╭─ SOURCE INFORMATION
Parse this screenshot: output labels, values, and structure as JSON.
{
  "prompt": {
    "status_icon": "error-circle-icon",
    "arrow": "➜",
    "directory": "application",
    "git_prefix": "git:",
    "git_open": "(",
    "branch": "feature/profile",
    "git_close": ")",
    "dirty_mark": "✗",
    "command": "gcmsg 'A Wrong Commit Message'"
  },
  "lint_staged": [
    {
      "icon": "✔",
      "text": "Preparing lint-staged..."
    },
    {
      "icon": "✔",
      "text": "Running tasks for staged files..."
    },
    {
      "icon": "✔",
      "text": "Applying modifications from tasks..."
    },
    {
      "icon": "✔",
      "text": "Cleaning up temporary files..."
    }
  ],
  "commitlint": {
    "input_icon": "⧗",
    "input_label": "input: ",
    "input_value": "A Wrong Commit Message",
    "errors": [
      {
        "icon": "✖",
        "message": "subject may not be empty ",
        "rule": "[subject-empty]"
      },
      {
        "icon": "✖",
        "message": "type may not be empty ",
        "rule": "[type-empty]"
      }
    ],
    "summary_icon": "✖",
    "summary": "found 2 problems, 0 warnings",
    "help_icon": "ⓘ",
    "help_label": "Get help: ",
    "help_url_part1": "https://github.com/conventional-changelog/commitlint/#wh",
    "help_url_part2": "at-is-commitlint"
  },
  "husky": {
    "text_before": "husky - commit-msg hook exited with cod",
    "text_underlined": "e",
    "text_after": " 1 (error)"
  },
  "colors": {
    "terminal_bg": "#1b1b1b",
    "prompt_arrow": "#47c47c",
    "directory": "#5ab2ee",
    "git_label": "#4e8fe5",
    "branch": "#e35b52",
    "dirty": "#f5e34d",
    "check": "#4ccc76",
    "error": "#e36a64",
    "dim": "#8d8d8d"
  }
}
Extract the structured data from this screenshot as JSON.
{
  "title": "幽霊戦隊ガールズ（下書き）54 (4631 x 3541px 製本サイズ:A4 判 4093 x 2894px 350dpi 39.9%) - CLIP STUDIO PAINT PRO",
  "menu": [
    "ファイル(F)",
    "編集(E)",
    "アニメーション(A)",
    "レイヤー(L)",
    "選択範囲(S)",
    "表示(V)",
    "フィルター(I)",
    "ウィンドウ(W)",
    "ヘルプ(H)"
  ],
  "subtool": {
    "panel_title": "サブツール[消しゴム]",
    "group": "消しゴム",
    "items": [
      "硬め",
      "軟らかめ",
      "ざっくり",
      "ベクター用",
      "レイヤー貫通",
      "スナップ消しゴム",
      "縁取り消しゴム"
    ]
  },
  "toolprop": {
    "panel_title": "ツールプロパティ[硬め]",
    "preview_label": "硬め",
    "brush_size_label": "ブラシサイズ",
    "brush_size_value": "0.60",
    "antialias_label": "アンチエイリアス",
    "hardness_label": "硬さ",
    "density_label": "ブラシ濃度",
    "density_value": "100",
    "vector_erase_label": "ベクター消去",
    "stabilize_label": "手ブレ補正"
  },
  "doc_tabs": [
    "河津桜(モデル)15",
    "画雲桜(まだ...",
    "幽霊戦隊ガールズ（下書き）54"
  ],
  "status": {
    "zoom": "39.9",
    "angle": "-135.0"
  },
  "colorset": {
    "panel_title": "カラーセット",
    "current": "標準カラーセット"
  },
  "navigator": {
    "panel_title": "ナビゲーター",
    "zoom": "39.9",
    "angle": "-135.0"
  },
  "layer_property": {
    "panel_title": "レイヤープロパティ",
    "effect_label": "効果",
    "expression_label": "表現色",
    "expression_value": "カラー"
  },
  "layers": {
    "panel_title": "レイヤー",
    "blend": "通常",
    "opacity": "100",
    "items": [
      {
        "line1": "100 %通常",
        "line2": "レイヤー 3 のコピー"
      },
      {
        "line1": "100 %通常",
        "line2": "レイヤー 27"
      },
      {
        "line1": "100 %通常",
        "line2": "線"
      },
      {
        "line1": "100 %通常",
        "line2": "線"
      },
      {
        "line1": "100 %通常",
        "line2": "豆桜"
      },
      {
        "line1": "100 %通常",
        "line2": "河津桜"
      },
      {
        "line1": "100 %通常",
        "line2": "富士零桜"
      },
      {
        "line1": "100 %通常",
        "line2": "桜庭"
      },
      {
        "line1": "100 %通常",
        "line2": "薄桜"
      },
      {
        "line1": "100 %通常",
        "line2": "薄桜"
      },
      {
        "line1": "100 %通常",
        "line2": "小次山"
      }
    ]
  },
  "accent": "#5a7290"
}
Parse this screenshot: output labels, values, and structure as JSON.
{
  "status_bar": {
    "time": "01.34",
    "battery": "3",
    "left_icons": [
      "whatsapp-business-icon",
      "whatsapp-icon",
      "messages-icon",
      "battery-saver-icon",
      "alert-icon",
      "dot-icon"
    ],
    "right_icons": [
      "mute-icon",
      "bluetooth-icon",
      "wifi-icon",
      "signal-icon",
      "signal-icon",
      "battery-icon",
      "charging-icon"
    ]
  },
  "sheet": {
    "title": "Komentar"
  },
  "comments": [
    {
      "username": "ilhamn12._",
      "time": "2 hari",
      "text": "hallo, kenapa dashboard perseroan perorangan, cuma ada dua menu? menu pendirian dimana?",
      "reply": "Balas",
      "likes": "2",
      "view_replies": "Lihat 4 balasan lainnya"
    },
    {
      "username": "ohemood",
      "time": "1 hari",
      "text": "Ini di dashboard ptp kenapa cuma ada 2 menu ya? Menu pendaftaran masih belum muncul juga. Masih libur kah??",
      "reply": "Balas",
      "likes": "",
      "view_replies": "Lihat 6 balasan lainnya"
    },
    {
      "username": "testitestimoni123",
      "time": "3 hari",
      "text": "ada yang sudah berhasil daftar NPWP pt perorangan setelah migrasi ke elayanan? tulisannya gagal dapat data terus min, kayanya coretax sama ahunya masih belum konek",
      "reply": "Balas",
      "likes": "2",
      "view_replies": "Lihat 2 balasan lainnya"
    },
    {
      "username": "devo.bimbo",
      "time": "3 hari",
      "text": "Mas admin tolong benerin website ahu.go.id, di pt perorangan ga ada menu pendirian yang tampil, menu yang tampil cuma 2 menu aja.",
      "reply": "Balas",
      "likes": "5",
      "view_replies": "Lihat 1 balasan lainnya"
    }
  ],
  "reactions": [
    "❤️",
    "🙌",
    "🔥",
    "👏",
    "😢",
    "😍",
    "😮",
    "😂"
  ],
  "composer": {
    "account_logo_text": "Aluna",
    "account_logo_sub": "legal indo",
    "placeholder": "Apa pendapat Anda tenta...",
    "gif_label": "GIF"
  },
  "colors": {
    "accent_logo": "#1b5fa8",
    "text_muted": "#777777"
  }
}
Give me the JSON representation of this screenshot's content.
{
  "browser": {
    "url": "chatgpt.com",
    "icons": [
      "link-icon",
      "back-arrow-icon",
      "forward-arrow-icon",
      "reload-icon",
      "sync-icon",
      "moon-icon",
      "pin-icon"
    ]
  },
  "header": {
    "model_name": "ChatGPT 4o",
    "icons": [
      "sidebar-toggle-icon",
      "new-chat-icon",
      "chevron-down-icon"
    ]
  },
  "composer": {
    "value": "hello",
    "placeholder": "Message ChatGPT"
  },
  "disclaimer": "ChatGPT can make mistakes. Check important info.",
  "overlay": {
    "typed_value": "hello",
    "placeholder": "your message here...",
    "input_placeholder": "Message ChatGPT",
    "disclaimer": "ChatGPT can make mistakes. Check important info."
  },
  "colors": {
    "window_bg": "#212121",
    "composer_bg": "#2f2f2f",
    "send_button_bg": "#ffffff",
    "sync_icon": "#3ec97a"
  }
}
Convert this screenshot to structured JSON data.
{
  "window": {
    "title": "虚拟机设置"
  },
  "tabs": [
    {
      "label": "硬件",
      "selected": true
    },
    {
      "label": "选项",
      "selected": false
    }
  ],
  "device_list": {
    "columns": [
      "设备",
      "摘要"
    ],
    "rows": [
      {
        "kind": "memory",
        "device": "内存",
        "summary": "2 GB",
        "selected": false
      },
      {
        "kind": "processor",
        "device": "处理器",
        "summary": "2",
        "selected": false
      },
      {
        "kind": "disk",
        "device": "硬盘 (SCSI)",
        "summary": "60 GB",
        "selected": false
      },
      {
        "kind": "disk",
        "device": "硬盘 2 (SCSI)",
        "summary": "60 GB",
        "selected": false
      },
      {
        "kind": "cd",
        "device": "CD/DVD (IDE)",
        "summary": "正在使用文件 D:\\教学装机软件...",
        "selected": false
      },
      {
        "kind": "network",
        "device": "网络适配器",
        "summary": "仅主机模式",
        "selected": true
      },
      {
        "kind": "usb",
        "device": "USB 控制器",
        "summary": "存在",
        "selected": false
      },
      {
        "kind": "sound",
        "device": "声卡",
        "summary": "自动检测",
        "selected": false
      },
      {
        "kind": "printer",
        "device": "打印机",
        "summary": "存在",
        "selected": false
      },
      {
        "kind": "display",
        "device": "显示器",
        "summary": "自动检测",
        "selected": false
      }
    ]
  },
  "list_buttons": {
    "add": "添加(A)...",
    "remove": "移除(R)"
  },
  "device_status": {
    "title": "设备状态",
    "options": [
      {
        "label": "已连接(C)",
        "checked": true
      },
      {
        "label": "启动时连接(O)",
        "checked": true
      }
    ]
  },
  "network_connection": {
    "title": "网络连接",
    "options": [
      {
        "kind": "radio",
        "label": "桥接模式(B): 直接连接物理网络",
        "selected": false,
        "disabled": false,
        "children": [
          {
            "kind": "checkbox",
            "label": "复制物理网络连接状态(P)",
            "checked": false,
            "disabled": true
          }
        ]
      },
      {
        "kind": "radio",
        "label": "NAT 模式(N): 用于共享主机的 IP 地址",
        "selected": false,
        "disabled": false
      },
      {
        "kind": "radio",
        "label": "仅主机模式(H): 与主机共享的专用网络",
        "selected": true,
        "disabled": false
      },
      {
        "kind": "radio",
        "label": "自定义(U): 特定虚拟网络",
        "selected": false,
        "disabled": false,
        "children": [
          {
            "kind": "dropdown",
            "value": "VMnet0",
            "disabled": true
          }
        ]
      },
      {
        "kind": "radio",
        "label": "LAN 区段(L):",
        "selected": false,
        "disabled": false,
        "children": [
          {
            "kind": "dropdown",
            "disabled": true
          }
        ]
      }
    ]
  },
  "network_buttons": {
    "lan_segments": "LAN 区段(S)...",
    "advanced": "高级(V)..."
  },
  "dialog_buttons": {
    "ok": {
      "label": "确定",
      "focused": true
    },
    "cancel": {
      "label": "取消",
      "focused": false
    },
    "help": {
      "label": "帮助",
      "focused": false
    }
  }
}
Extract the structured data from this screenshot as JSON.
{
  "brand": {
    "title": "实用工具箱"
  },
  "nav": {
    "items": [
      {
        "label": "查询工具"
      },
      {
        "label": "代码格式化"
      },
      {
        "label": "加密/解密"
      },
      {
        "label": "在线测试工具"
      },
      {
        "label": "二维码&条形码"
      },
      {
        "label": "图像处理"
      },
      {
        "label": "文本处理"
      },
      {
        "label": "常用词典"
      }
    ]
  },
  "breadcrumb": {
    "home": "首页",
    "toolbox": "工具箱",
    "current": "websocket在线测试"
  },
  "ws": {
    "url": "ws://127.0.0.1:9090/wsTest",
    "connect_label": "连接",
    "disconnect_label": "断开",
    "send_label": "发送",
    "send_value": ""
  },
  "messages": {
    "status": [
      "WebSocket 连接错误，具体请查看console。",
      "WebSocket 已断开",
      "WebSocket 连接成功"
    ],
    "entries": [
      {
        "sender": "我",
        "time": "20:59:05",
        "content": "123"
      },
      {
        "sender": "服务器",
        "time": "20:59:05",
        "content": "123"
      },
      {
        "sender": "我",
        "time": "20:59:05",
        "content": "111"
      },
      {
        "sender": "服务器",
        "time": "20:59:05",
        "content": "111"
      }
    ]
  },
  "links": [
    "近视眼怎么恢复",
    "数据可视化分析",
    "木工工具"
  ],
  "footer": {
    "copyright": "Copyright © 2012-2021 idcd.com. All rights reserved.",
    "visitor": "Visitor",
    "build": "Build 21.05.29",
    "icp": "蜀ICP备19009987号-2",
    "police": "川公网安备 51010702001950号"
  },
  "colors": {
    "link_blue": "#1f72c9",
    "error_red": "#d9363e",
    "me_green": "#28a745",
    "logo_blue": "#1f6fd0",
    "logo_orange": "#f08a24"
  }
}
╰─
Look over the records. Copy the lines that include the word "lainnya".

      "view_replies": "Lihat 4 balasan lainnya"
      "view_replies": "Lihat 6 balasan lainnya"
      "view_replies": "Lihat 2 balasan lainnya"
      "view_replies": "Lihat 1 balasan lainnya"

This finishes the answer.